▶ **YOUR OBJECTIVE**: Your answer must be the data repeated exactly, with no pictures in it.

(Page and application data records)
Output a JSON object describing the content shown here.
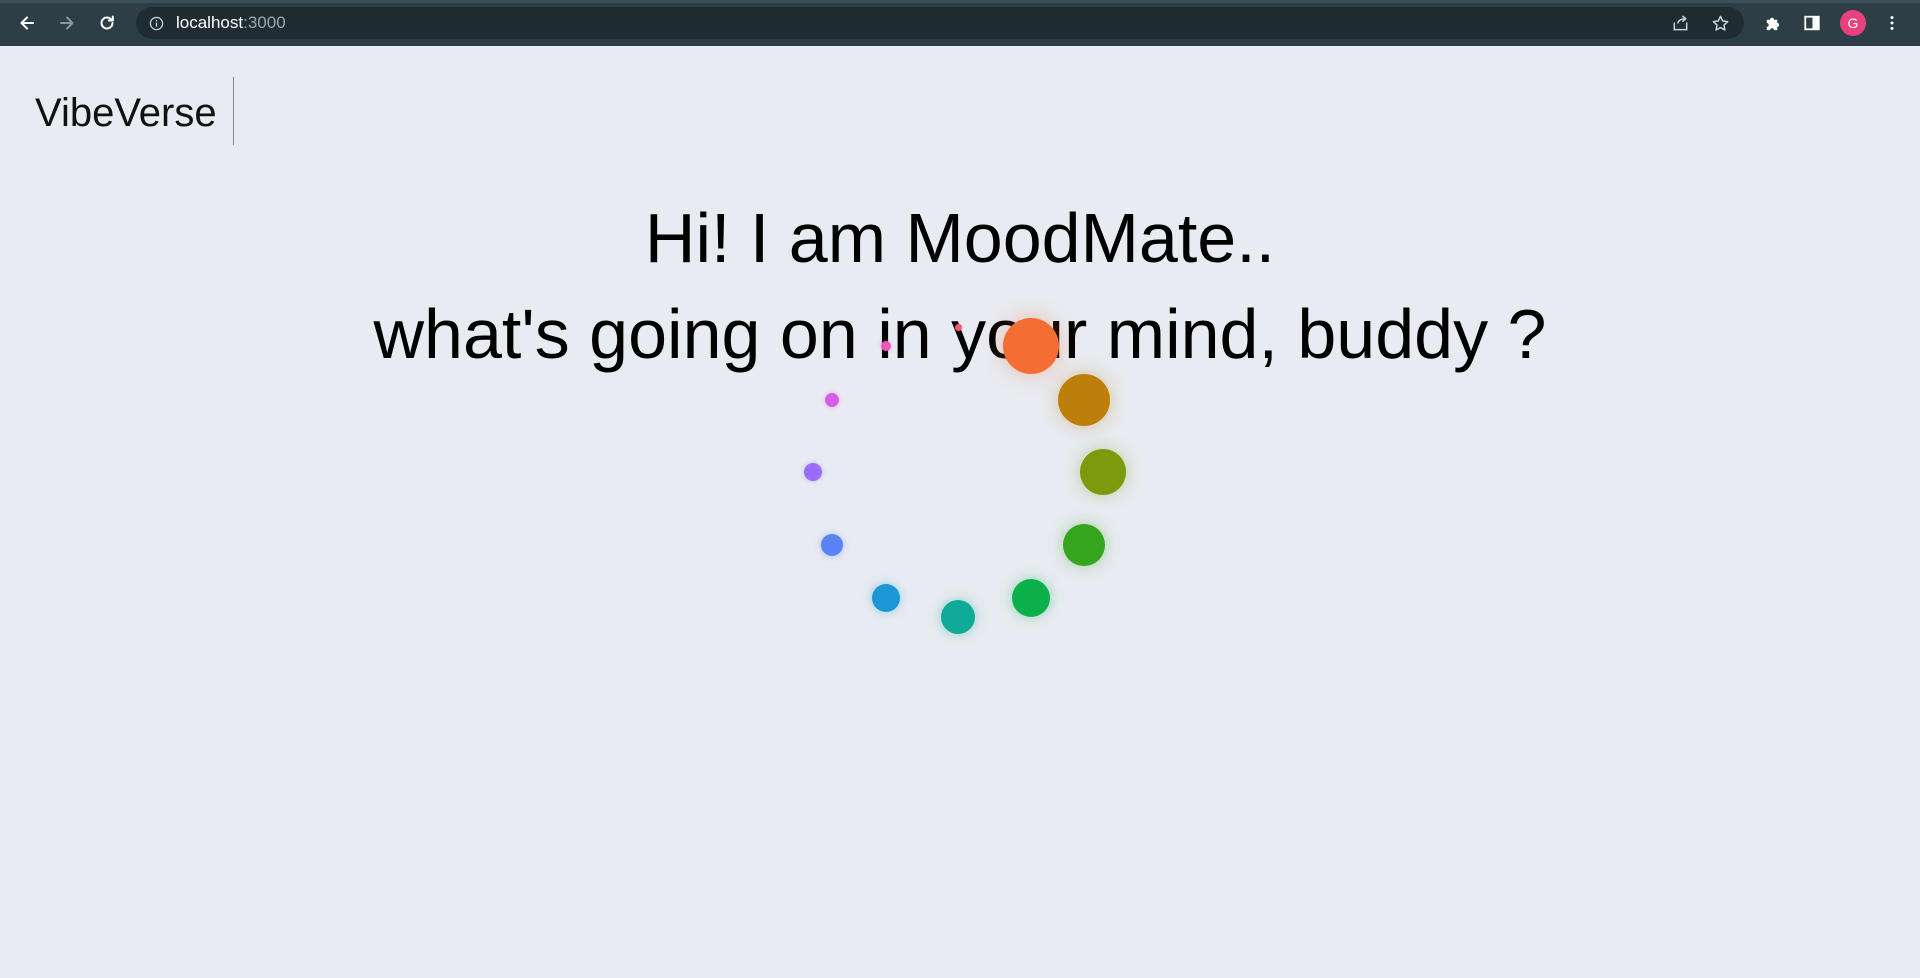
{
  "browser": {
    "url_host": "localhost",
    "url_port": ":3000",
    "profile_initial": "G",
    "icons": [
      "back-arrow-icon",
      "forward-arrow-icon",
      "reload-icon",
      "info-icon",
      "share-icon",
      "star-icon",
      "extensions-puzzle-icon",
      "side-panel-icon",
      "menu-kebab-icon"
    ]
  },
  "header": {
    "brand": "VibeVerse"
  },
  "main": {
    "greeting_line1": "Hi! I am MoodMate..",
    "greeting_line2": "what's going on in your mind, buddy ?"
  },
  "spinner": {
    "dot_colors": [
      "#f46d32",
      "#bd7f0a",
      "#7c9a0e",
      "#34a51d",
      "#0bb04a",
      "#10ab98",
      "#1b96d6",
      "#5983f5",
      "#9b6cf7",
      "#d35ee6",
      "#ee57b9",
      "#f2587b"
    ]
  }
}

▶ **EXPECTED OUTPUT**:
Output a JSON object describing the content shown here.
{
  "browser": {
    "url_host": "localhost",
    "url_port": ":3000",
    "profile_initial": "G",
    "icons": [
      "back-arrow-icon",
      "forward-arrow-icon",
      "reload-icon",
      "info-icon",
      "share-icon",
      "star-icon",
      "extensions-puzzle-icon",
      "side-panel-icon",
      "menu-kebab-icon"
    ]
  },
  "header": {
    "brand": "VibeVerse"
  },
  "main": {
    "greeting_line1": "Hi! I am MoodMate..",
    "greeting_line2": "what's going on in your mind, buddy ?"
  },
  "spinner": {
    "dot_colors": [
      "#f46d32",
      "#bd7f0a",
      "#7c9a0e",
      "#34a51d",
      "#0bb04a",
      "#10ab98",
      "#1b96d6",
      "#5983f5",
      "#9b6cf7",
      "#d35ee6",
      "#ee57b9",
      "#f2587b"
    ]
  }
}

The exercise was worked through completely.